Diversity, Equity and Inclusion Strategic Plan
The University of Dayton affirms that diversity, equity, and inclusion are inextricably linked with excellence. Diversity at all levels of the University enriches and creates an optimal learning environment and expands our institutional ability, intelligence, and creativity; building an inclusive community with equity for all members is fully aligned with our Marianist charism – Eric F. Spina, President
The primary objective of this strategic plan is to make a significant contribution to the achievement of the University’s Strategic Vision and the advancement of its mission. This plan is informed by a critical and honest examination of our past; a comprehensive assessment of our present situation; and a commitment to adapt to a changing world where our students will learn, lead and serve with excellence in pursuit of the common good. Our commitment to diversity, equity and inclusion is not an option; it is a mission-driven imperative – Lawrence A. Q. Burnley, Vice President for Diversity and Inclusion.
The University’s strategic plan for diversity, equity and inclusion is centered around four overarching strategic goals:
Create and sustain an equitable and inclusive campus climate
Achieve and sustain greater diversity, equity and inclusion throughout the University community
Create a robust curricular and co-curricular architecture to advance diversity, equity and inclusion
Develop, implement, assess and report on unit-based strategic plans to advance inclusive excellence
DIVERSITY: The presence, recognition and engagement of people of social, political and organizational identities from the wide range of human experiences, and the complex ways these identities intersect and are expressed.
EQUITY: A process of modifying structures and practices that have intentionally or unintentionally advantaged or disadvantaged groups of people; it is a process that responds to unjust structural outcomes to create laws, policies, practices and traditions that support just outcomes for all.
GLOBAL: Describes complex, interdependent and intersecting worldwide systems (e.g., environmental, sociocultural, economic and political), legacies and implications.
INCLUSION: A process and practice of active, intentional and sustained engagement of each person in the community that values and respects their perspectives, multiple identities, experiences and contributions.
INCLUSIVE CLIMATE: A climate that cultivates practices, policies and traditions that include diverse people and perspectives, especially those from historically and systemically oppressed, underrepresented and underserved populations.
INCLUSIVE EXCELLENCE: Recognizes that diversity, equity and inclusion are fundamental to academic and institutional excellence. Inclusive excellence requires a comprehensive, cohesive and collaborative alignment of infrastructure, resources and actions.

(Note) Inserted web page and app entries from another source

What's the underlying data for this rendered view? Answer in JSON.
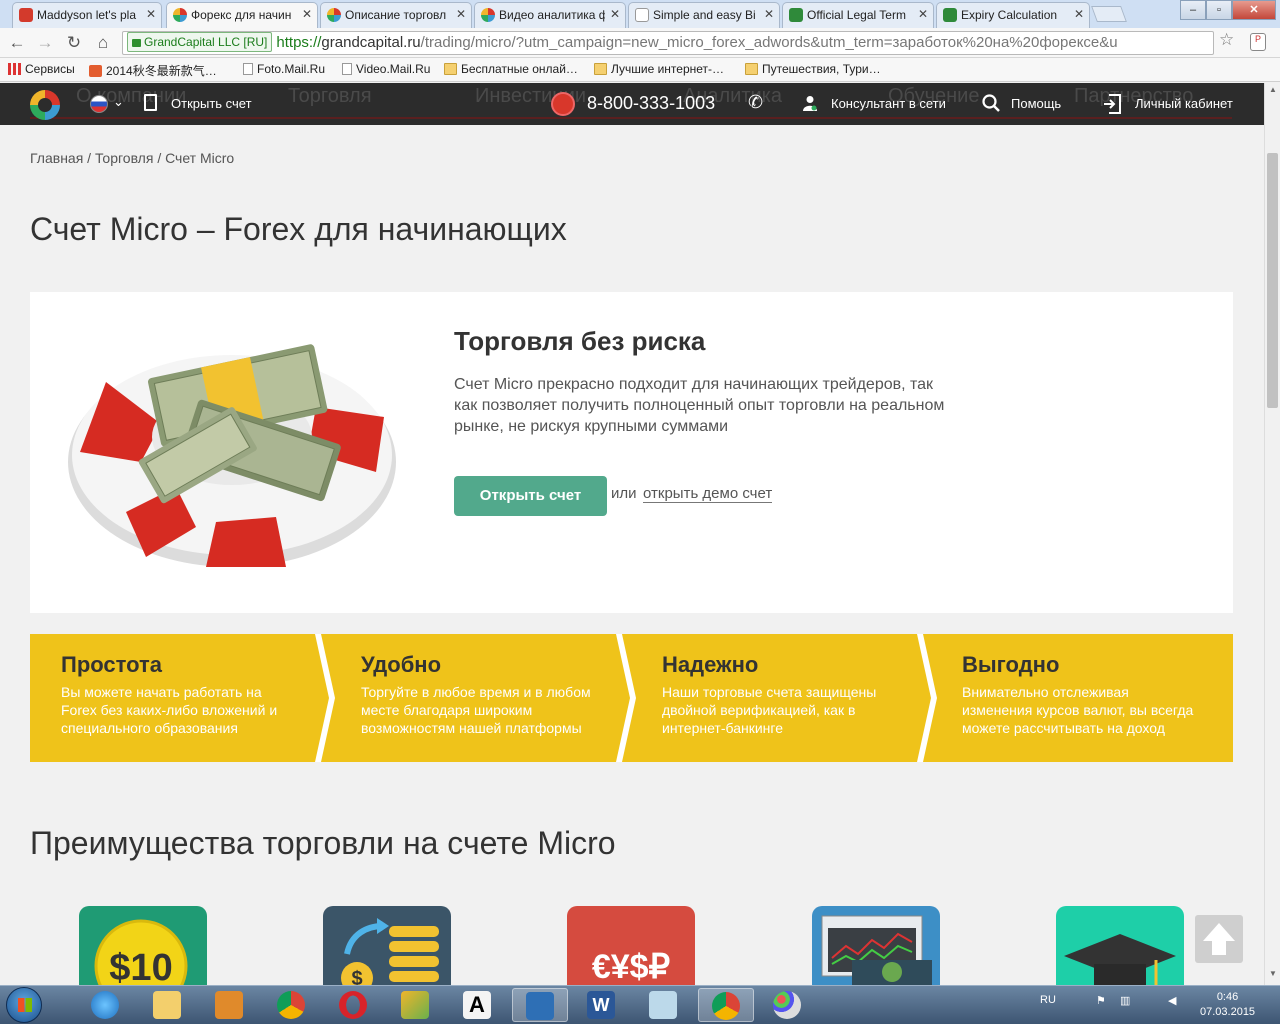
{
  "browser": {
    "tabs": [
      {
        "label": "Maddyson let's pla",
        "favicon_color": "#d33a2c"
      },
      {
        "label": "Форекс для начин",
        "favicon_color": "#e0402f",
        "active": true
      },
      {
        "label": "Описание торговл",
        "favicon_color": "#e0402f"
      },
      {
        "label": "Видео аналитика ф",
        "favicon_color": "#e0402f"
      },
      {
        "label": "Simple and easy Bi",
        "favicon_color": "#ffffff"
      },
      {
        "label": "Official Legal Term",
        "favicon_color": "#2f8a3a"
      },
      {
        "label": "Expiry Calculation",
        "favicon_color": "#2f8a3a"
      }
    ],
    "window_controls": {
      "minimize": "–",
      "restore": "▫",
      "close": "✕"
    },
    "ev_label": "GrandCapital LLC [RU]",
    "url_scheme": "https://",
    "url_host": "grandcapital.ru",
    "url_rest": "/trading/micro/?utm_campaign=new_micro_forex_adwords&utm_term=заработок%20на%20форексе&u",
    "bookmarks": [
      {
        "label": "Сервисы",
        "icon": "apps-icon"
      },
      {
        "label": "2014秋冬最新款气…",
        "icon": "tmall-icon"
      },
      {
        "label": "Foto.Mail.Ru",
        "icon": "page-icon"
      },
      {
        "label": "Video.Mail.Ru",
        "icon": "page-icon"
      },
      {
        "label": "Бесплатные онлай…",
        "icon": "folder-icon"
      },
      {
        "label": "Лучшие интернет-…",
        "icon": "folder-icon"
      },
      {
        "label": "Путешествия, Тури…",
        "icon": "folder-icon"
      }
    ]
  },
  "site": {
    "nav": {
      "ghost_menu": [
        "О компании",
        "Торговля",
        "Инвестиции",
        "Аналитика",
        "Обучение",
        "Партнерство"
      ],
      "open_account": "Открыть счет",
      "phone": "8-800-333-1003",
      "consultant": "Консультант в сети",
      "help": "Помощь",
      "cabinet": "Личный кабинет"
    },
    "breadcrumb": "Главная / Торговля / Счет Micro",
    "title": "Счет Micro – Forex для начинающих",
    "hero": {
      "heading": "Торговля без риска",
      "text": "Счет Micro прекрасно подходит для начинающих трейдеров, так как позволяет получить полноценный опыт торговли на реальном рынке, не рискуя крупными суммами",
      "cta": "Открыть счет",
      "or": "или",
      "demo_link": "открыть демо счет"
    },
    "features": [
      {
        "title": "Простота",
        "text": "Вы можете начать работать на Forex без каких-либо вложений и специального образования"
      },
      {
        "title": "Удобно",
        "text": "Торгуйте в любое время и в любом месте благодаря широким возможностям нашей платформы"
      },
      {
        "title": "Надежно",
        "text": "Наши торговые счета защищены двойной верификацией, как в интернет-банкинге"
      },
      {
        "title": "Выгодно",
        "text": "Внимательно отслеживая изменения курсов валют, вы всегда можете рассчитывать на доход"
      }
    ],
    "advantages_title": "Преимущества торговли на счете Micro",
    "tiles": [
      {
        "icon": "ten-dollar-coin-icon",
        "color": "#1f9b74",
        "text": "$10"
      },
      {
        "icon": "coin-stack-icon",
        "color": "#3b5568"
      },
      {
        "icon": "currency-symbols-icon",
        "color": "#d54b3f",
        "text": "€¥$₽"
      },
      {
        "icon": "trading-chart-icon",
        "color": "#3d8fc6"
      },
      {
        "icon": "graduation-cap-icon",
        "color": "#1ecfa8"
      }
    ],
    "scroll_top_icon": "arrow-up-icon"
  },
  "taskbar": {
    "apps": [
      "ie-icon",
      "explorer-icon",
      "media-player-icon",
      "chrome-icon",
      "opera-icon",
      "butterfly-app-icon",
      "font-app-icon",
      "txt-ru-icon",
      "word-icon",
      "notepad-icon",
      "chrome-icon",
      "paint-icon"
    ],
    "language": "RU",
    "time": "0:46",
    "date": "07.03.2015"
  },
  "colors": {
    "accent_green": "#52a98c",
    "feature_yellow": "#efc31a",
    "nav_dark": "#2c2c2c"
  }
}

INTERGROUP/INTERCULTURAL COMPETENCY: The process of listening, learning and reflecting to develop knowledge, skills, attitudes and commitments to engage across diverse groups in open, effective and socially responsible ways.
INTERFAITH: Engagement, cooperation and/or dialogue across lines of religious or worldview difference that involves forming relationships, fostering positive attitudes and developing appreciative knowledge among people who orient around religion differently.

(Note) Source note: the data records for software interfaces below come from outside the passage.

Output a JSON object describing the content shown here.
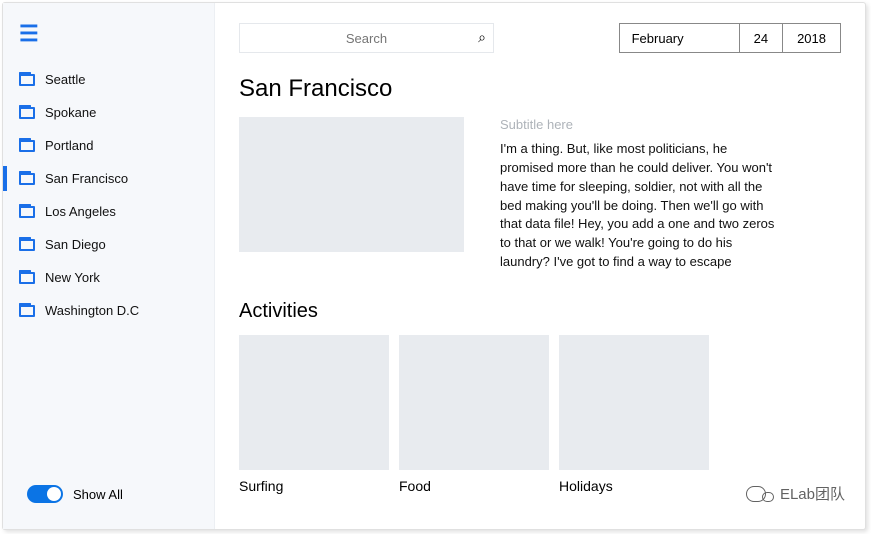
{
  "sidebar": {
    "items": [
      {
        "label": "Seattle"
      },
      {
        "label": "Spokane"
      },
      {
        "label": "Portland"
      },
      {
        "label": "San Francisco"
      },
      {
        "label": "Los Angeles"
      },
      {
        "label": "San Diego"
      },
      {
        "label": "New York"
      },
      {
        "label": "Washington D.C"
      }
    ],
    "active_index": 3,
    "toggle_label": "Show All"
  },
  "search": {
    "placeholder": "Search"
  },
  "date": {
    "month": "February",
    "day": "24",
    "year": "2018"
  },
  "page": {
    "title": "San Francisco",
    "subtitle": "Subtitle here",
    "body": "I'm a thing. But, like most politicians, he promised more than he could deliver. You won't have time for sleeping, soldier, not with all the bed making you'll be doing. Then we'll go with that data file! Hey, you add a one and two zeros to that or we walk! You're going to do his laundry? I've got to find a way to escape"
  },
  "activities": {
    "heading": "Activities",
    "items": [
      {
        "label": "Surfing"
      },
      {
        "label": "Food"
      },
      {
        "label": "Holidays"
      }
    ]
  },
  "watermark": "ELab团队"
}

INTERSECTIONALITY: A framework for conceptualizing interlocking oppressions based on the interconnected nature of historically and systemically oppressed, underrepresented and underserved groups. As identities do not exist independently of each other, intersectionality makes visible the complex convergence of overlapping and interdependent systems of privilege and oppression.
MULTICULTURAL: The presence of people with diverse identities and social locations that appear in beliefs, values and norms, which include behaviors, assumptions and values, patterns of thinking, and communicative styles.

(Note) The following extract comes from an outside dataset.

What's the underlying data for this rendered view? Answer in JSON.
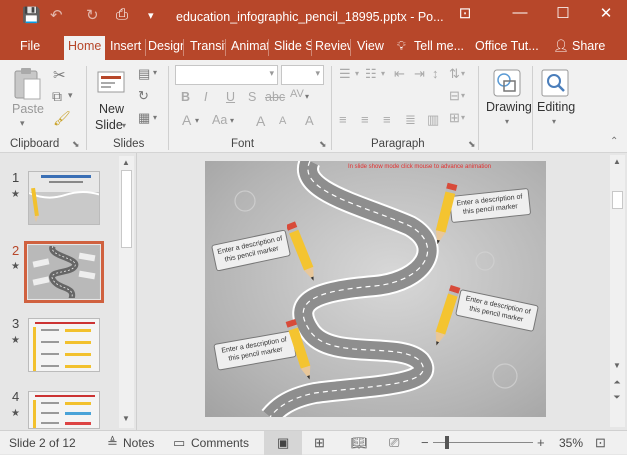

MULTI-ETHNIC: The presence of members of a variety of ethnic groups with a shared history, kinship and geographical location, and the recognition of the historical influence and impact of their commonality.
MULTI-FAITH: The presence and celebration of a diversity of religious identities and worldviews regarding the transcendent.
PRIVILEGE: Names the advantages, favors and benefits conferred on members of dominant groups at the expense of members of marginalized, underrepresented or underserved groups. It operates and conveys power on personal, interpersonal, cultural and institutional levels. The scope and depth are largely invisible to those who have it.
SOCIAL JUSTICE: The work to eliminate historic and systemic oppression and to build systems and cultures of human dignity where rights, accountability, equity, inclusion and access to the common good create conditions for people and communities to realize their full potential.
SUPPLIER DIVERSITY: The proactive integration of minority-owned, woman owned, veteran-owned, disabled owned, and other small, disadvantaged businesses into the development and execution of institutional direct and indirect spending.
UNDERREPRESENTED POPULATION: Describes the extent to which the proportion of certain U.S. racial/ethnic groups relative to the total campus population fails to mirror their proportion in the broader U.S. population. For our purposes, the term underrepresented populations refers to members of the student body, faculty, staff, administration, parents, trustees, alumni and guests who self-identify with real and socially constructed human dimensions of race and ethnicity, including American/Alaskan Native, Black/African American, Latinx/Hispanic/Chicanx, Asian American, Hawaiian/Pacific Islander American, biracial or multiracial, and gender identification.
UNDERSERVED POPULATION: Refers to members of the student body, faculty, staff, administration, parents, trustees, alumni and guests who may not have access to full benefits of economic, social and political opportunity. Dimensions may include race, religion/spirituality/faith, ethnicity, ability, national origin, immigration status, sex, gender identity, gender expression, attractionality/sexual orientation, social class/socioeconomic status and language. (This list is not exhaustive.)